This should be counted as a win in Washington’s economic war against Iran: India is set to sign an agreement on the long-discussed TAPI pipeline, which will carry natural gas from Tajikistan to India.
The Times of India has the story:
The 1,680-km pipeline from Turkeministan’s South Yolotan field, now renamed as Galkynysh, will run to Herat and Kandahar province of Afghanistan, before entering Pakistan.
In Pakistan, it will reach Multan via Quetta before ending at Fazilka (Punjab) in India.
The pipeline would carry 90 million standard cubic meters per day of gas, of which 14 mmscmd would be bought by Afghanistan. India and Pakistan would get 38 mmscmd each.
Plans for an alternative pipeline that would have run from Iran to India through Pakistan have been shelved for now. The so-called IPI pipeline would have been shorter, would have run through less difficult and less violent terrain, and thus would have been cheaper. But after prodding from Washington, the TAPI pipeline looks set to become the winning project.

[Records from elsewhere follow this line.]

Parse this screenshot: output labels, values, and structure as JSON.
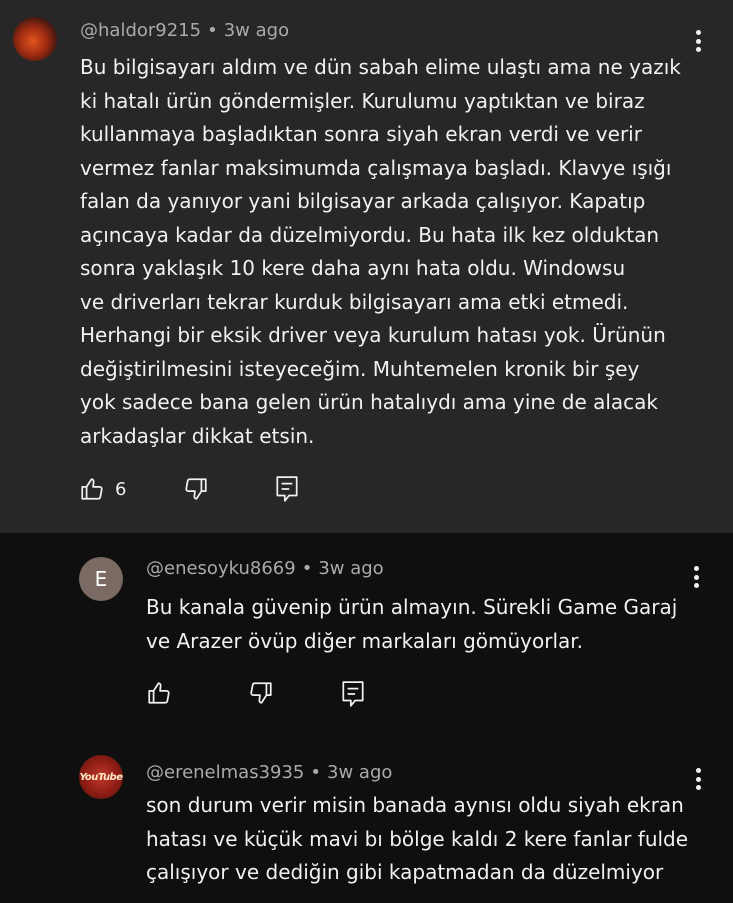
{
  "colors": {
    "page_background": "#0f0f0f",
    "highlighted_comment_background": "#272727",
    "text_primary": "#f1f1f1",
    "text_secondary": "#aaaaaa",
    "avatar_e_background": "#7a6a63"
  },
  "comments": [
    {
      "author": "@haldor9215",
      "time": "3w ago",
      "avatar_icon": "channel-avatar-orange",
      "lines": [
        "Bu bilgisayarı aldım ve dün sabah elime ulaştı ama ne yazık",
        "ki hatalı ürün göndermişler. Kurulumu yaptıktan ve biraz",
        "kullanmaya başladıktan sonra siyah ekran verdi ve verir",
        "vermez fanlar maksimumda çalışmaya başladı. Klavye ışığı",
        "falan da yanıyor yani bilgisayar arkada çalışıyor. Kapatıp",
        "açıncaya kadar da düzelmiyordu. Bu hata ilk kez olduktan",
        "sonra yaklaşık 10 kere daha aynı hata oldu. Windowsu",
        "ve driverları tekrar kurduk bilgisayarı ama etki etmedi.",
        "Herhangi bir eksik driver veya kurulum hatası yok. Ürünün",
        "değiştirilmesini isteyeceğim. Muhtemelen kronik bir şey",
        "yok sadece bana gelen ürün hatalıydı ama yine de alacak",
        "arkadaşlar dikkat etsin."
      ],
      "like_count": "6",
      "highlighted": true
    },
    {
      "author": "@enesoyku8669",
      "time": "3w ago",
      "avatar_letter": "E",
      "lines": [
        "Bu kanala güvenip ürün almayın. Sürekli Game Garaj",
        "ve Arazer övüp diğer markaları gömüyorlar."
      ],
      "like_count": ""
    },
    {
      "author": "@erenelmas3935",
      "time": "3w ago",
      "avatar_text": "YouTube",
      "lines": [
        "son durum verir misin banada aynısı oldu siyah ekran",
        "hatası ve küçük mavi bı bölge kaldı 2 kere fanlar fulde",
        "çalışıyor ve dediğin gibi kapatmadan da düzelmiyor"
      ]
    }
  ],
  "separator": "•",
  "icons": {
    "like": "thumb-up-icon",
    "dislike": "thumb-down-icon",
    "reply": "reply-icon",
    "menu": "more-vert-icon"
  }
}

Afghanistan, India, and Pakistan all have problems with energy shortages. Pakistan, in particular, suffers from regular blackouts because there is not enough electricity. Last year, riots paralyzed whole cities that went without electricity for as many as twenty hours a day. Hopefully the TAPI pipeline will go some way to alleviating these kinds of energy shortages. And with any luck, economic cooperation between Afghanistan, Pakistan, and India will promote political friendliness as well.
Meanwhile, the choice of TAPI over IPI, combined with India’s recent decision to cut its Iranian oil imports by 11 percent this financial year, does not bode well for Iran’s economy.